The backbone of any type of collaborative effort takes place in the context of communication. Many features of collaboration tools are geared toward the facilitation and management of effective communication among team members. Depending on your grade level the following collaborative technology tools can facilitate various communication functions: Email, IM, blogs, discussion forums, virtual meetings, web conferencing and social media. Two of the communication tools that I have used the most in the classroom are blogs and discussion forums.
A blog is an easily created and updateable website that allows an author(s) to publish instantly to the Internet. A blog is different than a website that relies on consistent information and content. Blogs are comprised of reflections and conversations. In his book Blogs, Wikis, Podcasts and Other Powerful Web Tools for Classrooms, Will Richardson states, “Blogs engage readers with ideas and questions and links. They ask readers to think and to respond. They demand interaction.” Because blogs can be posted daily (or multiple times a day) they are often short and posted in reverse chronological order.
Educators who blog do so for many reasons. Some reflect on their daily work while others share resources and links to educational sites on the Web. Some post lesson plans or engage in responses to other educational bloggers. Readers can leave comments to individual posts and other visitors to the site can view those comments and respond with their own comments or questions.

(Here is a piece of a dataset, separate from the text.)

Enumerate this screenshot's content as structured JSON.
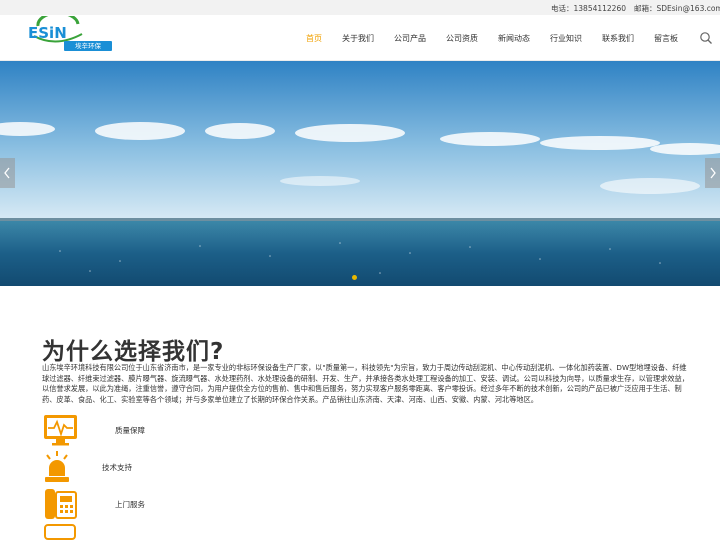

The blog posts can include images, videos, podcasts, and links to other posts and citations.
When educators give students the opportunity to blog about their learning a new type of interactive experience deepens and enhances the learning process. Students learn to read more critically, think about that reading more analytically, and write more clearly. They are building relationships with peers, teachers, mentors and professionals who interact with them through their blog. Classroom blogs can be created by individual students or authored by the entire class. They can showcase student work, be a collaborative space, ePortfolio, class portal or even an online filing cabinet of shared images, resources or knowledge content. Blogs are the ultimate collaborative learning tool because the real benefit of blogging comes when there is an authentic audience that reads and responds to the blog posts and then the student bloggers respond back. Comments4Kids is a way for students and teachers to find blogs to comment on and to get their own posts commented on. Comments4Kids is a great way to teach your students appropriate digital citizenship skills in an authentic learning environment. Think blogging is just for older kids? Check out this list of primary age blogs organized by blogging platform.
Some student-friendly blogging platforms are: EduBlogs, KidBlog, Class Blogmeister, ePals, and Blogger (not part of Google Apps for Education core suite and must be activated by admin). Teachers who want to blog might also consider these platforms: WordPress, Posterous, TypePad, LiveJournal orTumblr.
An online discussion board provides asynchronous written conversation about a topic or theme. One of benefits of using a discussion board is that it levels the playing field and gives every student an opportunity to share and have their opinions read. This is especially helpful for the introvert who needs time to compose their thoughts without being interrupted during a face-to-face classroom discussion. It can also extend the conversation beyond the classroom, provide a platform to demonstrate understanding of the content being learned and build connectiveness among classmates. The limitations of not seeing facial expressions, body language and vocal inflections can sometimes cause confusion with written text as opposed to web conferencing, but the convenience of composing offline, posting when ready, and ease of use makes written discussion forums a popular choice with older elementary through high school students. Caitlin Tucker has some great advice: Dos and Don’ts of Online Student Communication. Edutopia has put together the Mastering Online Discussion Forum Resource Guide at: http://www.edutopia.org/pdfs/stw/edutopia-onlinelearning-mastering-online-discussion-board-facilitation.pdf
Some popular platforms for discussion forums are:
- Learning Management Systems: Schoology, Haiku (both have Google Apps integration), Blackboard, and Moodle (Open Source). These are much more involved and will require IT department to set up the system for a school.
- Online learning platforms: Schoology (Individual teacher), Edmodo and Collaborize Classroom - These are more of a social learning network but also include discussion forums. They can easily be set up by an individual teacher.